Exercise instructions -
Which lines mention "Estimated"? Show each one from the listing.

>>>>

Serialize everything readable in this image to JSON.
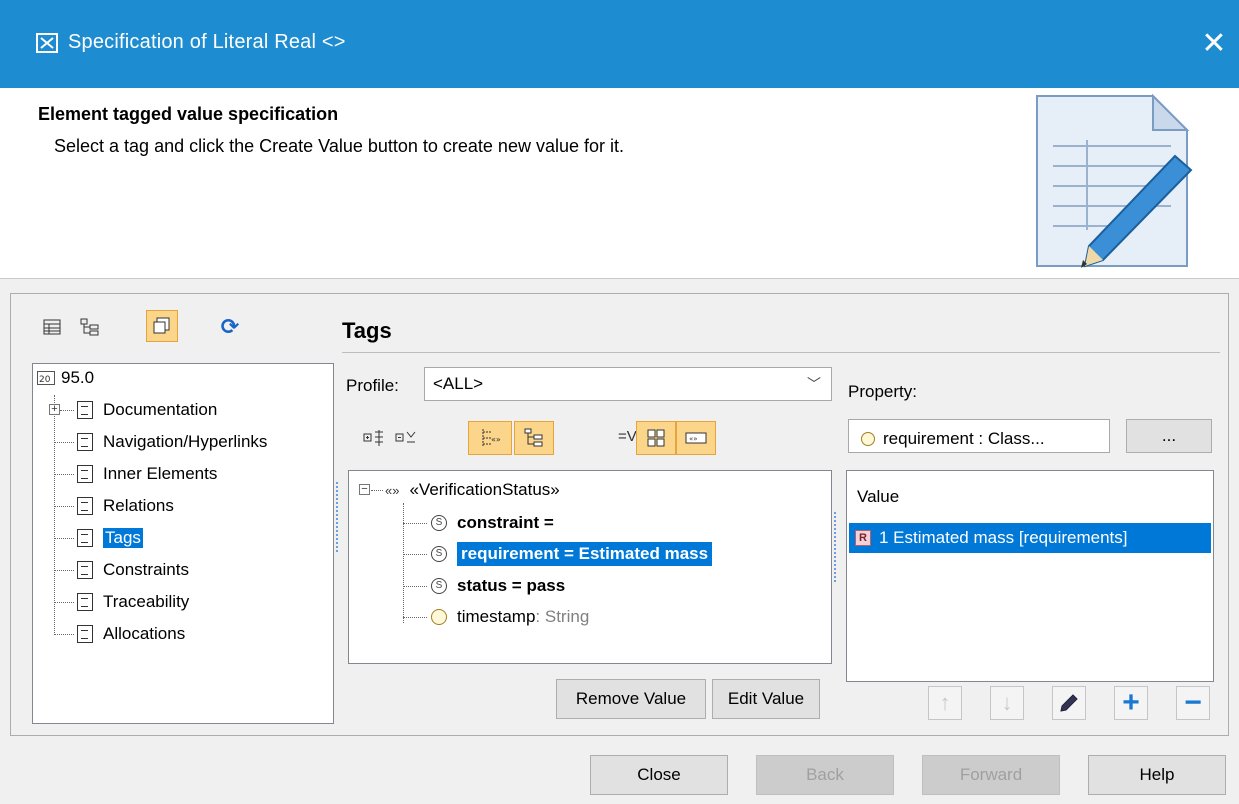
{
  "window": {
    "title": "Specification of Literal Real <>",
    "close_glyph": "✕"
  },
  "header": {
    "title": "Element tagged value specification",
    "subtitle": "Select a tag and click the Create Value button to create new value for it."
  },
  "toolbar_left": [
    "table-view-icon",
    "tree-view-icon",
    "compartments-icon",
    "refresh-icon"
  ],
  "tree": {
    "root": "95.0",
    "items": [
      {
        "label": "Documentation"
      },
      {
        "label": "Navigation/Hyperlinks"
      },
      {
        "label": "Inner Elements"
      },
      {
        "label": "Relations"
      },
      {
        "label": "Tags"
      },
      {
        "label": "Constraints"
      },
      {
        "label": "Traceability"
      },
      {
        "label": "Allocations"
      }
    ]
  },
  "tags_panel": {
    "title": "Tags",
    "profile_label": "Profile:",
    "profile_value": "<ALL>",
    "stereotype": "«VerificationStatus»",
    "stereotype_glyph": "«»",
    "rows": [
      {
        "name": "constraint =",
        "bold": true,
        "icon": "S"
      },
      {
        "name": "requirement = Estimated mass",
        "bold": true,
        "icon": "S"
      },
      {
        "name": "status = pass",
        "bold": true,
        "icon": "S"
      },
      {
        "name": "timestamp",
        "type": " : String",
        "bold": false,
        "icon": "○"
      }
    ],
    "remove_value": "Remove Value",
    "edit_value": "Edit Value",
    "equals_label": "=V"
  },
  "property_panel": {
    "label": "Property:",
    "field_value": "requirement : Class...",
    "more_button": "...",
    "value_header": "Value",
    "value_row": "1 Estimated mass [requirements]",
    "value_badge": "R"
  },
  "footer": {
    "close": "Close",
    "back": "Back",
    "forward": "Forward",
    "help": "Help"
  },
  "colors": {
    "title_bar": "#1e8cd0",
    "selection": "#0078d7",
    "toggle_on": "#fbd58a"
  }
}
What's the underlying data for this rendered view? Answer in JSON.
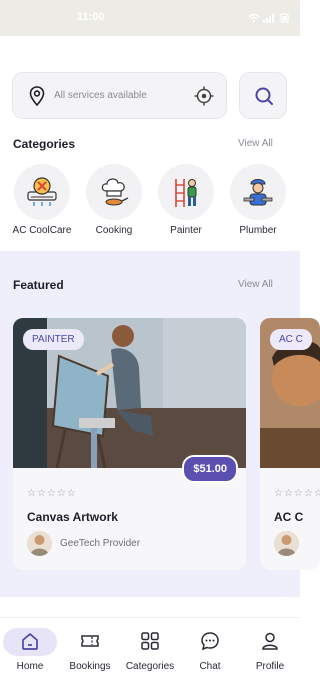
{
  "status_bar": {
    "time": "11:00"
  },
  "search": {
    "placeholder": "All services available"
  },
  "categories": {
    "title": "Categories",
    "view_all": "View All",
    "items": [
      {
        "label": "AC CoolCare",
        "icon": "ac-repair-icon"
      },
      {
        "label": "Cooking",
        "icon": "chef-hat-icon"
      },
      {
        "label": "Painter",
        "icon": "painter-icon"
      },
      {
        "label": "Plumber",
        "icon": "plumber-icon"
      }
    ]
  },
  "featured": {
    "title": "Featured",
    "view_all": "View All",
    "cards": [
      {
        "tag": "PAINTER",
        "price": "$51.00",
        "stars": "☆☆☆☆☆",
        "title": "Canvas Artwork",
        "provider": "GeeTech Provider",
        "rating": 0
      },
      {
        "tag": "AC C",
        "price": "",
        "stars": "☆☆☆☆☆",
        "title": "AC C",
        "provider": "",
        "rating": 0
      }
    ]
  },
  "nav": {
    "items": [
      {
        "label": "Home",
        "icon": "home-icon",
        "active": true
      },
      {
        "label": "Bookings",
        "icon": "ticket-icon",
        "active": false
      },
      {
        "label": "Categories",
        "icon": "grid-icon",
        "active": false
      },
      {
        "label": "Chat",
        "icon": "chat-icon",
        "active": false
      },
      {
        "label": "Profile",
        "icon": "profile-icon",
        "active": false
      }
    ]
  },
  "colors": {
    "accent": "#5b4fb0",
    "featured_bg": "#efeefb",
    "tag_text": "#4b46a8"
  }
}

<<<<
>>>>

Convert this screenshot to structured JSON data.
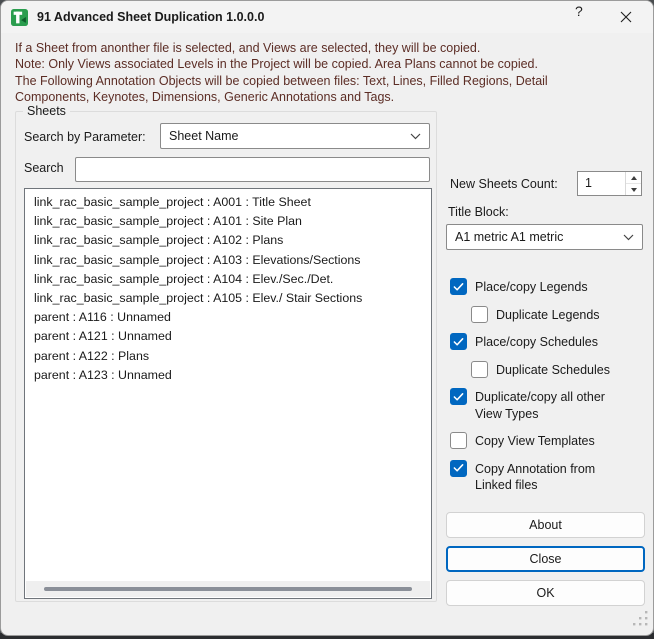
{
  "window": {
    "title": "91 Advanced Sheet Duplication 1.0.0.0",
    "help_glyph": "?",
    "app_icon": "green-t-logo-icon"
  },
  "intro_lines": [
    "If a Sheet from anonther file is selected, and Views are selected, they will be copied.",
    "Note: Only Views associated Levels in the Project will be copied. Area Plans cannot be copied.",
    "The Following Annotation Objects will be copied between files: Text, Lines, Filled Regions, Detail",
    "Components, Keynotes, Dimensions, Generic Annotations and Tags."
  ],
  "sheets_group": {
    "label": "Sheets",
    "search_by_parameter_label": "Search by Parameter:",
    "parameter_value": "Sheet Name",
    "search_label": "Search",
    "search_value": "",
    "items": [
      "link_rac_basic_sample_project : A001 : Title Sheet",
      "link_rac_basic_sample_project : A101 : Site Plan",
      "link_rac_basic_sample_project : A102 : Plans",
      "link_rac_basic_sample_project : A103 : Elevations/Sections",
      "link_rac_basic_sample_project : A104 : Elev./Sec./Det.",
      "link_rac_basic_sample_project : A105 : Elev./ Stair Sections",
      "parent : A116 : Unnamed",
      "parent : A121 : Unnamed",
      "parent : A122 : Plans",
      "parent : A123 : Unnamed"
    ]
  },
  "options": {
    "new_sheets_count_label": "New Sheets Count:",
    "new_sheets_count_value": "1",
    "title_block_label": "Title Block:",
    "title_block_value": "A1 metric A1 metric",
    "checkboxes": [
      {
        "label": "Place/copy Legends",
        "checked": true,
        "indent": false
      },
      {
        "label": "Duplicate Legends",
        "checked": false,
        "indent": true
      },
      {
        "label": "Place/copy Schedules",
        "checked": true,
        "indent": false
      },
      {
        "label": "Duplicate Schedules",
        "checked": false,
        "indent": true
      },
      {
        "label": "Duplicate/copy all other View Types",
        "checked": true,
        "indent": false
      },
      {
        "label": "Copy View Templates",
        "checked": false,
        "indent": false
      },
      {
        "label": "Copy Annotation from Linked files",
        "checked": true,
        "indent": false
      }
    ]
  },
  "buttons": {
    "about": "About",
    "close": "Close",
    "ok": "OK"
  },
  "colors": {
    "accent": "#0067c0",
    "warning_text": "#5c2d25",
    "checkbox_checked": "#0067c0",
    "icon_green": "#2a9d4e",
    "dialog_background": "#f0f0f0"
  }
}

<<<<

Reply to the task -
        "name": "requirement = Estimated mass",
    "value_row": "1 Estimated mass [requirements]",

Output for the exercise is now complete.